Stepping up to stop Ebola in its tracks

FRONT LINE: Former Ballina resident and epidemiologist Barbara Telfer is working to fight the outbreak of Ebola in West Africa as part of Doctors Without Borders. INSET: A medical worker spraying people being discharged from the Ebola treatment centre in Liberia.
FRONT LINE: Former Ballina resident and epidemiologist Barbara Telfer is working to fight the outbreak of Ebola in West Africa as part of Doctors Without Borders. INSET: A medical worker spraying people being discharged from the Ebola treatment centre in Liberia. Ap Inset Image

EPIDEMIOLOGIST Barbara Telfer is at the forefront of the Ebola crisis.

The former Ballina resident is working in the rural Foya district in northern Liberia as part of the Doctors Without Borders team working tirelessly to manage the deadly outbreak.

It's Ms Telfer's fourth mission, having spent almost two years working in Kenya and two missions to Mozambique - all in response to HIV and emergencies.

Her days begin with a 7.30am meeting with the health promotion and outreach team to prioritise the day's activities based on new admissions and data received overnight.

If a patient is admitted overnight, the health promotion and outreach team can go to their village and talk to the community leaders and arrange for a community meeting to see how they're managing, sensitise them to prevention and help identify people at risk for monitoring.

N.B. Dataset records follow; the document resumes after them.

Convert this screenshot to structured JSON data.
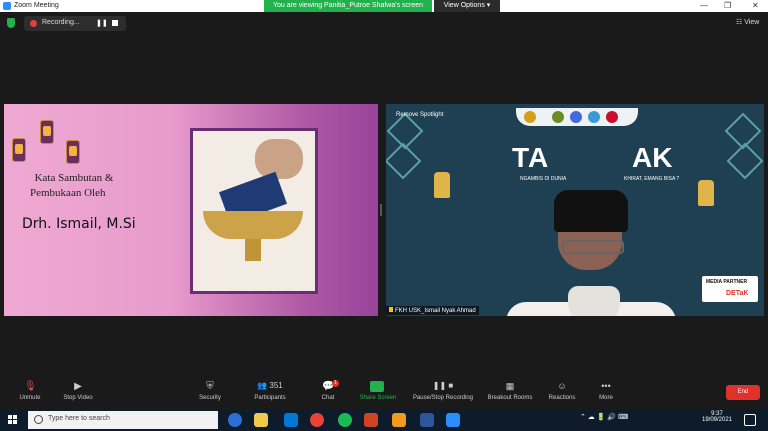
{
  "window": {
    "title": "Zoom Meeting",
    "viewing_banner": "You are viewing Panitia_Putroe Shafwa's screen",
    "view_options": "View Options",
    "view_button": "View"
  },
  "recording": {
    "status": "Recording..."
  },
  "slide": {
    "line1": "Kata Sambutan &",
    "line2": "Pembukaan Oleh",
    "name": "Drh. Ismail, M.Si"
  },
  "video": {
    "remove_spotlight": "Remove Spotlight",
    "headline_left": "TA",
    "headline_right": "AK",
    "tagline_left": "NGAMBIS DI DUNIA",
    "tagline_right": "KHIRAT, EMANG BISA ?",
    "media_partner": "MEDIA PARTNER",
    "media_brand": "DETaK",
    "participant_name": "FKH USK_Ismail Nyak Ahmad"
  },
  "toolbar": {
    "unmute": "Unmute",
    "stop_video": "Stop Video",
    "security": "Security",
    "participants": "Participants",
    "participants_count": "351",
    "chat": "Chat",
    "chat_badge": "1",
    "share_screen": "Share Screen",
    "pause_stop_recording": "Pause/Stop Recording",
    "breakout_rooms": "Breakout Rooms",
    "reactions": "Reactions",
    "more": "More",
    "end": "End"
  },
  "taskbar": {
    "search_placeholder": "Type here to search",
    "time": "9:37",
    "date": "19/09/2021"
  },
  "colors": {
    "zoom_blue": "#2d8cff",
    "green": "#23b14d",
    "end_red": "#e0312d"
  }
}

Ms Telfer said patients could come in by themselves, phone the hotline, or be sent by authorities.

"If they're a suspected case, they're admitted to the respective area where they're very rapidly tested for Ebola and managed clinically," she said.

"Everyone has one test. If the first test is positive, they move immediately to the confirmed area of the case management centre.

"If their first test is negative, usually people have a second test because it can take three days from onset for an Ebola test to turn positive."

Ms Telfer said data was collected for every person admitted or who died as a result of the disease.

She said the data and patient notes helped identify the chain of transmission, often up to 20 people.

"That sometimes leads us to the most recent case to let us know where to direct some prevention activities and promotion."

Topics:  ebola, health




Stay Connected

Update your news preferences and get the latest news delivered to your inbox.

'All I heard when my baby cried was ‘you’re a terrible mum'

APN Hey Mummy Feature for online - stock images of Katie Dykes. Photo Marc Stapelberg / The Northern Star

KATIE'S battle with PND is not unlike many mothers.

'I just thought all mums got no sleep'

MELTOPIA battled PND with all four of her children.

4 survival tips for mummas heading back to work

The few reminders every working mum needs to read.

Health and nutrition with kids - how do you balance it?

HOW important is health and nutrition in your household?

Smack or no smack - where do you stand?

THE debate is reignited - is smacking acceptable?

Technology and kids: Do you ever cut their wi-fi?

Check out our new video series featuring mums having a chat

‘Gonna miss ya, Dad, love ya’: Emotional farewell to Chappy

REMEMBERED: Robin “Chappy” Chapman whose life was remembered at a ceremony at the Lennox Head Cultural and Community Centre.

Hundreds gathered for the funeral of much-loved Lennox local

WATCH: Page pollies make their final pitch to voters

The pre-polling booth in Molesworth Street, Lismore.

The marathon campaign has almost come to an end...

Labor odds on to win Page

Labor candidate for Page, Janelle Saffin

Labor is set to win the seat of Page, according to the TAB

Latest deals and offers

PROPERTY BOOM: Coast prices set to skyrocket

Like other areas in south-east Queensland, the Sunshine Coast is at the start of the upturn on the property clock.

Values predicted to rise 25-33%

DIY: How to build a backyard fire pit

DIY stars and Weekend magazine columnists Ayden and Jess Hogan.

Would you build this for your backyard?